> _Task item_:
Among the lines of the records below, copy those that hold the word "potvrzení".

━━ Entries shown

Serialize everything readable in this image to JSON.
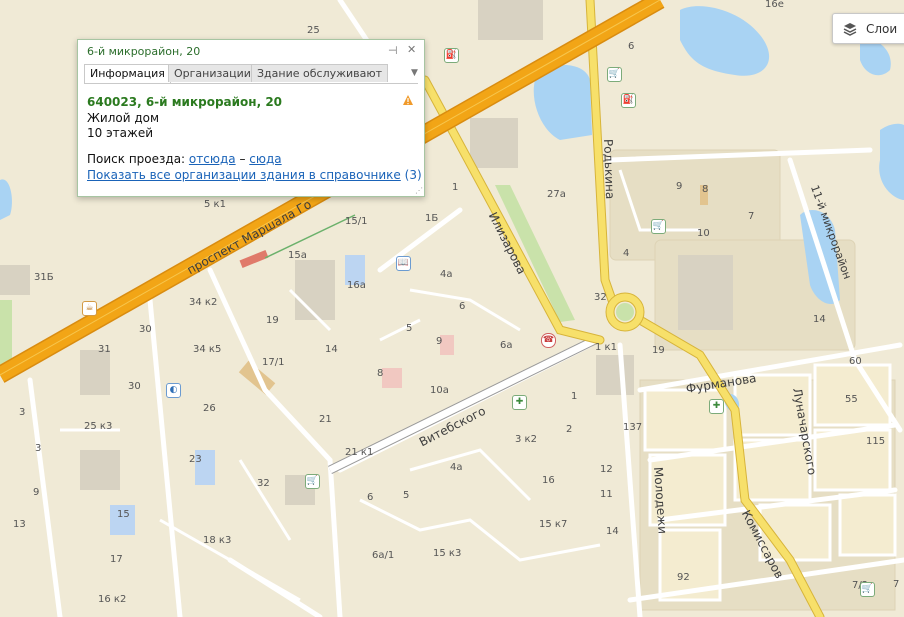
{
  "map": {
    "colors": {
      "background": "#f0ead6",
      "water": "#a9d3f3",
      "highway": "#f2a516",
      "road": "#ffffff",
      "main_road": "#f6d64a",
      "green": "#c4dfa4"
    },
    "streets": [
      {
        "name": "проспект Маршала Го",
        "id": "prospekt-marshala"
      },
      {
        "name": "Илизарова",
        "id": "ilizarova"
      },
      {
        "name": "Родькина",
        "id": "rodkina"
      },
      {
        "name": "11-й микрорайон",
        "id": "11-mikrorayon"
      },
      {
        "name": "Витебского",
        "id": "vitebskogo"
      },
      {
        "name": "Фурманова",
        "id": "furmanova"
      },
      {
        "name": "Луначарского",
        "id": "lunacharskogo"
      },
      {
        "name": "Молодежи",
        "id": "molodezhi"
      },
      {
        "name": "Комиссаров",
        "id": "komissarov"
      }
    ],
    "house_numbers": [
      "25",
      "6",
      "16е",
      "4",
      "27а",
      "9",
      "8",
      "7",
      "10",
      "1",
      "1Б",
      "15/1",
      "4а",
      "15а",
      "16а",
      "31Б",
      "34 к2",
      "30",
      "19",
      "5",
      "6",
      "14",
      "14",
      "32",
      "31",
      "34 к5",
      "17/1",
      "9",
      "6а",
      "19",
      "1 к1",
      "60",
      "30",
      "26",
      "8",
      "10а",
      "55",
      "3",
      "25 к3",
      "21",
      "1",
      "137",
      "3 к2",
      "2",
      "115",
      "3",
      "23",
      "21 к1",
      "4а",
      "12",
      "9",
      "32",
      "16",
      "15",
      "6",
      "5",
      "11",
      "13",
      "15 к7",
      "14",
      "18 к3",
      "17",
      "6а/1",
      "15 к3",
      "92",
      "16 к2",
      "7/2",
      "5 к1",
      "7"
    ]
  },
  "layers_button": {
    "label": "Слои",
    "icon": "layers-icon"
  },
  "popup": {
    "title": "6-й микрорайон, 20",
    "pin_icon": "pin-icon",
    "close_icon": "close-icon",
    "tabs": [
      {
        "label": "Информация",
        "active": true
      },
      {
        "label": "Организации",
        "active": false
      },
      {
        "label": "Здание обслуживают",
        "active": false
      }
    ],
    "address": "640023, 6-й микрорайон, 20",
    "building_type": "Жилой дом",
    "floors": "10 этажей",
    "route_label": "Поиск проезда:",
    "route_from": "отсюда",
    "route_dash": "–",
    "route_to": "сюда",
    "show_all_link": "Показать все организации здания в справочнике",
    "show_all_count": "(3)",
    "warning_icon": "warning-icon"
  }
}
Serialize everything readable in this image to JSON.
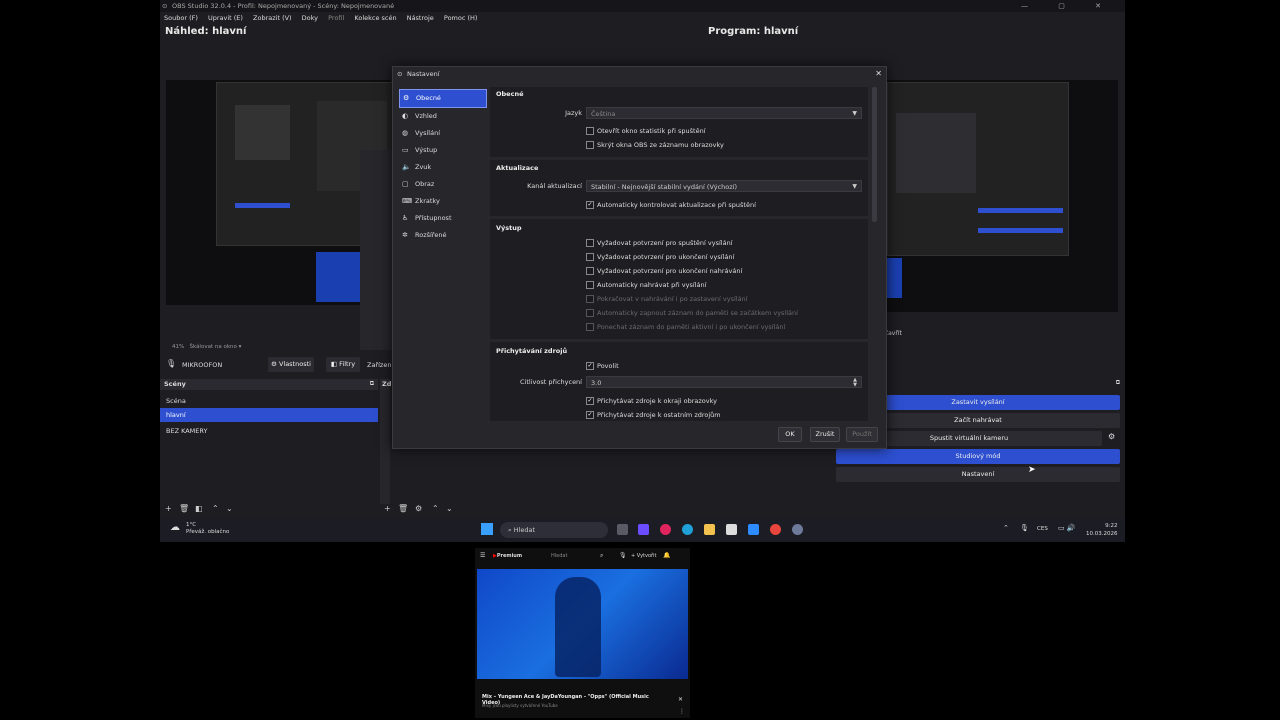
{
  "window": {
    "title": "OBS Studio 32.0.4 - Profil: Nepojmenovaný - Scény: Nepojmenované",
    "controls": "— ▢ ✕"
  },
  "menu": [
    "Soubor (F)",
    "Upravit (E)",
    "Zobrazit (V)",
    "Doky",
    "Profil",
    "Kolekce scén",
    "Nástroje",
    "Pomoc (H)"
  ],
  "preview": {
    "left_title": "Náhled: hlavní",
    "right_title": "Program: hlavní",
    "zoom_text": "41%",
    "scale_label": "Škálovat na okno",
    "close_label": "Zavřít"
  },
  "audio": {
    "source_name": "MIKROOFON",
    "properties_btn": "Vlastnosti",
    "filters_btn": "Filtry",
    "devices_btn": "Zařízení"
  },
  "scenes": {
    "header": "Scéna",
    "header_full": "Scény",
    "items": [
      "Scéna",
      "hlavní",
      "BEZ KAMERY"
    ],
    "selected": 1,
    "sources_header": "Zd"
  },
  "controls": {
    "buttons": [
      "Zastavit vysílání",
      "Začít nahrávat",
      "Spustit virtuální kameru",
      "Studiový mód",
      "Nastavení"
    ]
  },
  "settings": {
    "title": "Nastavení",
    "nav": [
      {
        "label": "Obecné",
        "icon": "gear-icon"
      },
      {
        "label": "Vzhled",
        "icon": "palette-icon"
      },
      {
        "label": "Vysílání",
        "icon": "globe-icon"
      },
      {
        "label": "Výstup",
        "icon": "output-icon"
      },
      {
        "label": "Zvuk",
        "icon": "speaker-icon"
      },
      {
        "label": "Obraz",
        "icon": "monitor-icon"
      },
      {
        "label": "Zkratky",
        "icon": "keyboard-icon"
      },
      {
        "label": "Přístupnost",
        "icon": "accessibility-icon"
      },
      {
        "label": "Rozšířené",
        "icon": "wrench-icon"
      }
    ],
    "general": {
      "header": "Obecné",
      "language_label": "Jazyk",
      "language_value": "Čeština",
      "checks": [
        {
          "label": "Otevřít okno statistik při spuštění",
          "checked": false
        },
        {
          "label": "Skrýt okna OBS ze záznamu obrazovky",
          "checked": false
        }
      ]
    },
    "updates": {
      "header": "Aktualizace",
      "channel_label": "Kanál aktualizací",
      "channel_value": "Stabilní - Nejnovější stabilní vydání (Výchozí)",
      "auto_check": "Automaticky kontrolovat aktualizace při spuštění"
    },
    "output": {
      "header": "Výstup",
      "checks": [
        {
          "label": "Vyžadovat potvrzení pro spuštění vysílání",
          "disabled": false
        },
        {
          "label": "Vyžadovat potvrzení pro ukončení vysílání",
          "disabled": false
        },
        {
          "label": "Vyžadovat potvrzení pro ukončení nahrávání",
          "disabled": false
        },
        {
          "label": "Automaticky nahrávat při vysílání",
          "disabled": false
        },
        {
          "label": "Pokračovat v nahrávání i po zastavení vysílání",
          "disabled": true
        },
        {
          "label": "Automaticky zapnout záznam do paměti se začátkem vysílání",
          "disabled": true
        },
        {
          "label": "Ponechat záznam do paměti aktivní i po ukončení vysílání",
          "disabled": true
        }
      ]
    },
    "snapping": {
      "header": "Přichytávání zdrojů",
      "enable_label": "Povolit",
      "sensitivity_label": "Citlivost přichycení",
      "sensitivity_value": "3.0",
      "edge_label": "Přichytávat zdroje k okraji obrazovky",
      "other_label": "Přichytávat zdroje k ostatním zdrojům"
    },
    "buttons": {
      "ok": "OK",
      "cancel": "Zrušit",
      "apply": "Použít"
    }
  },
  "taskbar": {
    "weather_temp": "1°C",
    "weather_desc": "Převáž. oblačno",
    "search_placeholder": "Hledat",
    "lang": "CES",
    "time": "9:22",
    "date": "10.03.2026"
  },
  "youtube": {
    "logo_text": "Premium",
    "search_text": "Hledat",
    "create_label": "+ Vytvořit",
    "video_title": "Mix – Yungeen Ace & JayDaYoungan - \"Opps\" (Official Music Video)",
    "video_sub": "Mixy jsou playlisty vytvářené YouTube"
  },
  "colors": {
    "accent": "#2d4fd0",
    "bg": "#1e1e22"
  }
}
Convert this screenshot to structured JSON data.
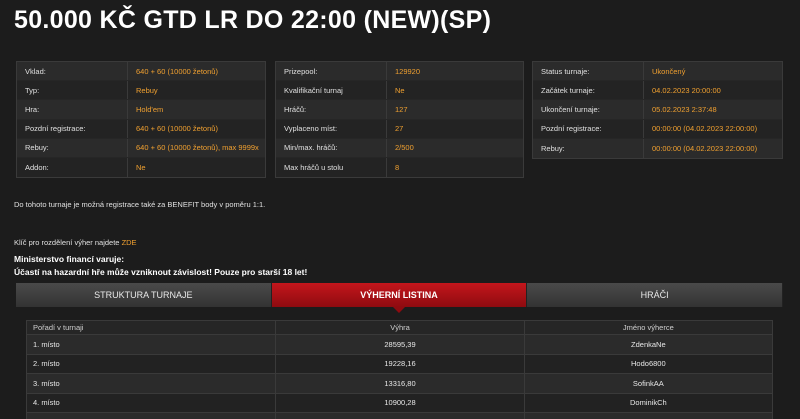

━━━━

> _Exercise response_:
          "label": "Vyžadovat potvrzení pro spuštění vysílání",
          "label": "Vyžadovat potvrzení pro ukončení vysílání",
          "label": "Vyžadovat potvrzení pro ukončení nahrávání",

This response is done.